B.C. landlords should continue to have the right to raise rents as much as they want when a tenant leaves a unit, according to recommendations issued Wednesday by the province’s rental-housing task force.
But the task force also recommended that unnecessary renovictions – the practice of pushing out tenants to do largely cosmetic renovations that allow landlords to then charge higher rents – should be stopped.
Those two major conclusions have pleased developer and landlord organizations – who had warned against imposing onerous new rental rules – but dismayed poverty advocates at a time when there is turmoil in many British Columbia communities over the rising cost of housing.
“It shows [the task force] caved to the landlords and developers,” said Vancouver Councillor Jean Swanson, a longtime advocate for tenants who has been pushing for years to see limits placed on rent increases. “It’s going to continue the profit motive for renovictions.”
But Jon Stovell, a major developer who is chair of the region’s 750-member Urban Development Institute (UDI), said the recommendations are a welcome relief after months of concern the task force would propose to limit rent increases even more than they already are.
“It’s fantastic news.
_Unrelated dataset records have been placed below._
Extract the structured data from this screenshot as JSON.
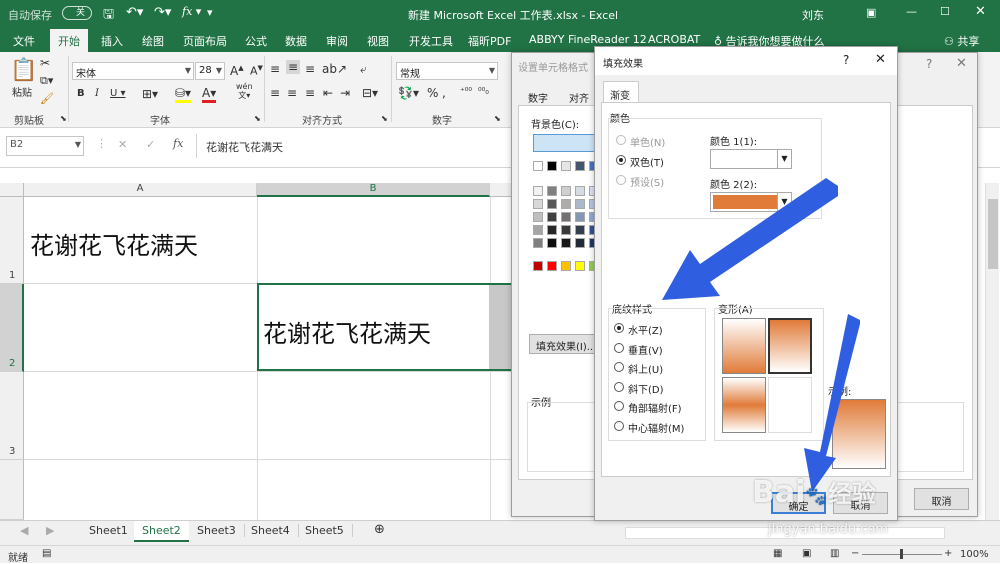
{
  "titlebar": {
    "autosave": "自动保存",
    "autosave_state": "关",
    "title": "新建 Microsoft Excel 工作表.xlsx  -  Excel",
    "user": "刘东"
  },
  "tabs": [
    "文件",
    "开始",
    "插入",
    "绘图",
    "页面布局",
    "公式",
    "数据",
    "审阅",
    "视图",
    "开发工具",
    "福昕PDF",
    "ABBYY FineReader 12",
    "ACROBAT"
  ],
  "tell_me": "告诉我你想要做什么",
  "share": "共享",
  "ribbon": {
    "paste": "粘贴",
    "font_name": "宋体",
    "font_size": "28",
    "number_format": "常规",
    "groups": {
      "clipboard": "剪贴板",
      "font": "字体",
      "align": "对齐方式",
      "number": "数字"
    },
    "wen_label": "wén"
  },
  "formula": {
    "name_box": "B2",
    "fx": "fx",
    "content": "花谢花飞花满天"
  },
  "grid": {
    "col_a": "A",
    "col_b": "B",
    "row1": "1",
    "row2": "2",
    "row3": "3",
    "a1": "花谢花飞花满天",
    "b2": "花谢花飞花满天"
  },
  "sheets": [
    "Sheet1",
    "Sheet2",
    "Sheet3",
    "Sheet4",
    "Sheet5"
  ],
  "status": {
    "ready": "就绪",
    "zoom": "100%"
  },
  "format_dialog": {
    "title": "设置单元格格式",
    "tabs": [
      "数字",
      "对齐"
    ],
    "bg_label": "背景色(C):",
    "no_color": "无",
    "fill_effects_btn": "填充效果(I)...",
    "sample": "示例",
    "cancel": "取消"
  },
  "fill_dialog": {
    "title": "填充效果",
    "help": "?",
    "tab": "渐变",
    "colors_group": "颜色",
    "one_color": "单色(N)",
    "two_color": "双色(T)",
    "preset": "预设(S)",
    "color1": "颜色 1(1):",
    "color2": "颜色 2(2):",
    "color2_value": "#e07b39",
    "shading_group": "底纹样式",
    "styles": [
      "水平(Z)",
      "垂直(V)",
      "斜上(U)",
      "斜下(D)",
      "角部辐射(F)",
      "中心辐射(M)"
    ],
    "variants_group": "变形(A)",
    "sample": "示例:",
    "ok": "确定",
    "cancel": "取消"
  },
  "watermark": {
    "brand": "Bai",
    "brand2": "经验",
    "url": "jingyan.baidu.com"
  },
  "colors": {
    "accent": "#217346",
    "arrow": "#2f5fe0",
    "gradient": "#e07b39"
  }
}
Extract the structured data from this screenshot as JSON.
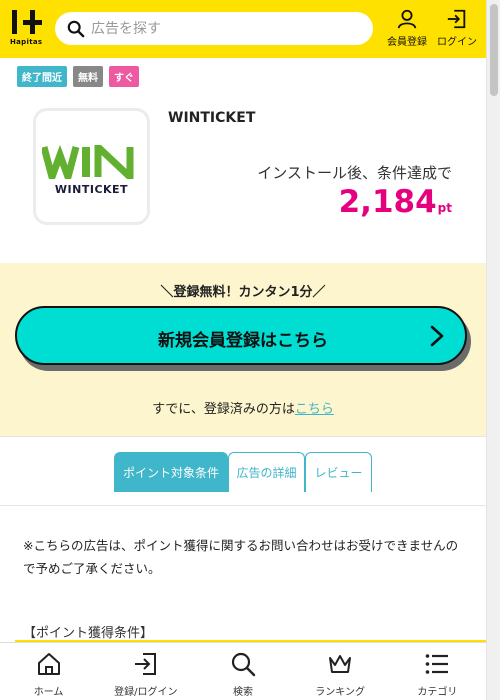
{
  "header": {
    "logo_text": "Hapitas",
    "search_placeholder": "広告を探す",
    "register_label": "会員登録",
    "login_label": "ログイン"
  },
  "badges": [
    "終了間近",
    "無料",
    "すぐ"
  ],
  "ad": {
    "logo_name": "WINTICKET",
    "logo_mark": "WIN",
    "title": "WINTICKET",
    "condition": "インストール後、条件達成で",
    "points_value": "2,184",
    "points_unit": "pt"
  },
  "register": {
    "catch": "＼登録無料！カンタン1分／",
    "button_label": "新規会員登録はこちら",
    "sub_prefix": "すでに、登録済みの方は",
    "sub_link": "こちら"
  },
  "tabs": [
    {
      "label": "ポイント対象条件",
      "active": true
    },
    {
      "label": "広告の詳細",
      "active": false
    },
    {
      "label": "レビュー",
      "active": false
    }
  ],
  "note": "※こちらの広告は、ポイント獲得に関するお問い合わせはお受けできませんので予めご了承ください。",
  "condition_heading": "【ポイント獲得条件】",
  "bottom_nav": [
    {
      "label": "ホーム",
      "icon": "home-icon"
    },
    {
      "label": "登録/ログイン",
      "icon": "login-icon"
    },
    {
      "label": "検索",
      "icon": "search-icon"
    },
    {
      "label": "ランキング",
      "icon": "crown-icon"
    },
    {
      "label": "カテゴリ",
      "icon": "list-icon"
    }
  ],
  "colors": {
    "brand_yellow": "#FFE100",
    "accent_teal": "#3FB6C9",
    "points_pink": "#E5007E",
    "register_button": "#00DDD2",
    "register_bg": "#FDF5CE",
    "win_green": "#62B030"
  }
}
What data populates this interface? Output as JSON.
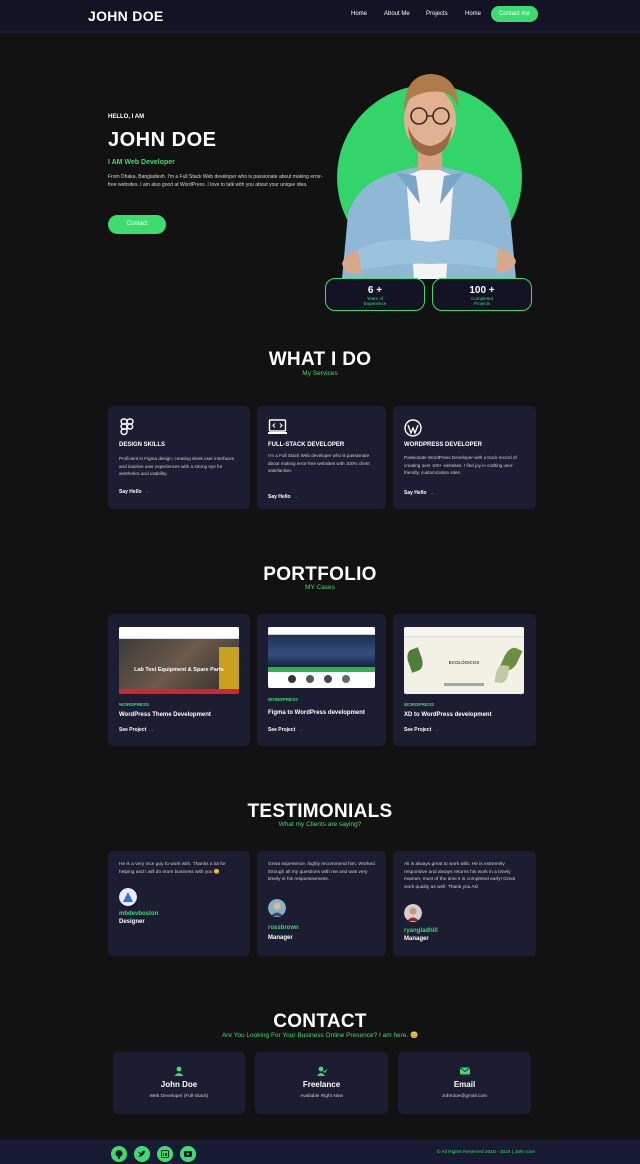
{
  "nav": {
    "logo": "JOHN DOE",
    "links": [
      "Home",
      "About Me",
      "Projects",
      "Home"
    ],
    "cta": "Contact me"
  },
  "hero": {
    "hello": "HELLO, I AM",
    "name": "JOHN DOE",
    "role": "I AM Web Developer",
    "description": "From Dhaka, Bangladesh. I'm a Full Stack Web developer who is passionate about making error-free websites. I am also good at WordPress. I love to talk with you about your unique idea.",
    "button": "Contact",
    "stats": [
      {
        "value": "6 +",
        "label1": "Years of",
        "label2": "Experience"
      },
      {
        "value": "100 +",
        "label1": "Completed",
        "label2": "Projects"
      }
    ]
  },
  "services": {
    "title": "WHAT I DO",
    "subtitle": "My Services",
    "items": [
      {
        "icon": "figma-icon",
        "title": "DESIGN SKILLS",
        "desc": "Proficient in Figma design, creating sleek user interfaces and intuitive user experiences with a strong eye for aesthetics and usability.",
        "link": "Say Hello"
      },
      {
        "icon": "code-laptop-icon",
        "title": "FULL-STACK DEVELOPER",
        "desc": "I'm a Full Stack Web developer who is passionate about making error-free websites with 100% client satisfaction.",
        "link": "Say Hello"
      },
      {
        "icon": "wordpress-icon",
        "title": "WORDPRESS DEVELOPER",
        "desc": "Passionate WordPress Developer with a track record of creating over 100+ websites. I find joy in crafting user-friendly, customization sites.",
        "link": "Say Hello"
      }
    ]
  },
  "portfolio": {
    "title": "PORTFOLIO",
    "subtitle": "MY Cases",
    "items": [
      {
        "banner": "Lab Test Equipment & Spare Parts",
        "tag": "WORDPRESS",
        "title": "WordPress Theme Development",
        "link": "See Project"
      },
      {
        "tag": "WORDPRESS",
        "title": "Figma to WordPress development",
        "link": "See Project"
      },
      {
        "banner": "ECOLÓGICOS",
        "tag": "WORDPRESS",
        "title": "XD to WordPress development",
        "link": "See Project"
      }
    ]
  },
  "testimonials": {
    "title": "TESTIMONIALS",
    "subtitle": "What my Clients are saying?",
    "items": [
      {
        "text": "He is a very nice guy to work with. Thanks a lot for helping and I will do more business with you 😊",
        "name": "mbdevboston",
        "role": "Designer"
      },
      {
        "text": "Great experience, highly recommend him. Worked through all my questions with me and was very timely in his responsiveness.",
        "name": "rossbrown",
        "role": "Manager"
      },
      {
        "text": "Ali is always great to work with. He is extremely responsive and always returns his work in a timely manner, most of the time it is completed early! Great work quality as well. Thank you Ali!",
        "name": "ryangladhill",
        "role": "Manager"
      }
    ]
  },
  "contact": {
    "title": "CONTACT",
    "subtitle": "Are You Looking For Your Business Online Presence? I am here. 😊",
    "items": [
      {
        "icon": "user-icon",
        "title": "John Doe",
        "sub": "Web Developer (Full-Stack)"
      },
      {
        "icon": "user-check-icon",
        "title": "Freelance",
        "sub": "Available Right Now"
      },
      {
        "icon": "envelope-icon",
        "title": "Email",
        "sub": "Johndoe@gmail.com"
      }
    ]
  },
  "footer": {
    "social": [
      "github-icon",
      "twitter-icon",
      "linkedin-icon",
      "youtube-icon"
    ],
    "copyright": "© All Rights Reserved 2018 - 2024 | John Doe"
  },
  "colors": {
    "accent": "#3ddc6f",
    "card": "#1c1c33",
    "background": "#121212"
  }
}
I think you’ll see an immediate return to optimism,” said Mr. Stovell, whose company is planning at least one major rental building on Broadway. “I think [the task force] has heard the message and heard from the big pension funds that they won’t invest in rental … if they make things too tough.”
He said landlords would have stopped investing in their buildings if they were prohibited from raising rents closer to market levels when tenants turned over in a unit. As well, he said, the proposal to “stop renovictions” is a practical one, since it only prohibits landlords from evicting tenants in order to perform cosmetic improvements on rental units.
The task-force report said that landlords still will likely need to empty out buildings “for the rare instance of serious, major and long-term renovations, such as seismic upgrades.”
A statement from the UDI said it was disappointing that the task force didn’t say anything about how to encourage the construction of more rental supply.
The province’s main non-profit housing association also said that the task-force recommendations showed a good balance.
“They had a tough job because it’s a crisis here with the rapid escalation of rents,” said B.C. Non-Profit Housing Association CEO Jill Atkey. “It protects tenants without stifling the needed supply.”
The association’s members had been somewhat concerned about limiting rent increases when a tenant moved out, since many non-profit operators need to adjust the mix of subsidized and non-subsidized rents in their buildings to keep up with operating costs.
Under current law, a landlord can only increase rent by a percentage set by the province as long as the same tenant is in the apartment. But if the tenant moves out, the landlord can raise the rent by whatever amount the market might bear.
Because of the tight rental market in the Vancouver region, that led to a proliferation of renovictions, as some landlords looked for ways to get rid of long-term tenants whose rents were below market because of the way rental increases had been limited over the years.
The task force has recommended that, in order to protect renters more in cases of apartment-building demolitions, the province should work with local governments to develop tenant compensation and relocation guidelines. As well, there should be a clear timeline for a tenant’s decision on a right of refusal to come back to a new or renovated unit on the same site.
The task force did introduce a major surprise change earlier this year when it reduced the amount landlords could raise rents for 2019. Until last fall, government policy was that rents could be increased by the rate of inflation plus 2 per cent. Housing Minister Selina Robinson announced in September, though, that any increases would be limited to inflation only, a move that had apartment builders saying it would kill construction in that sector.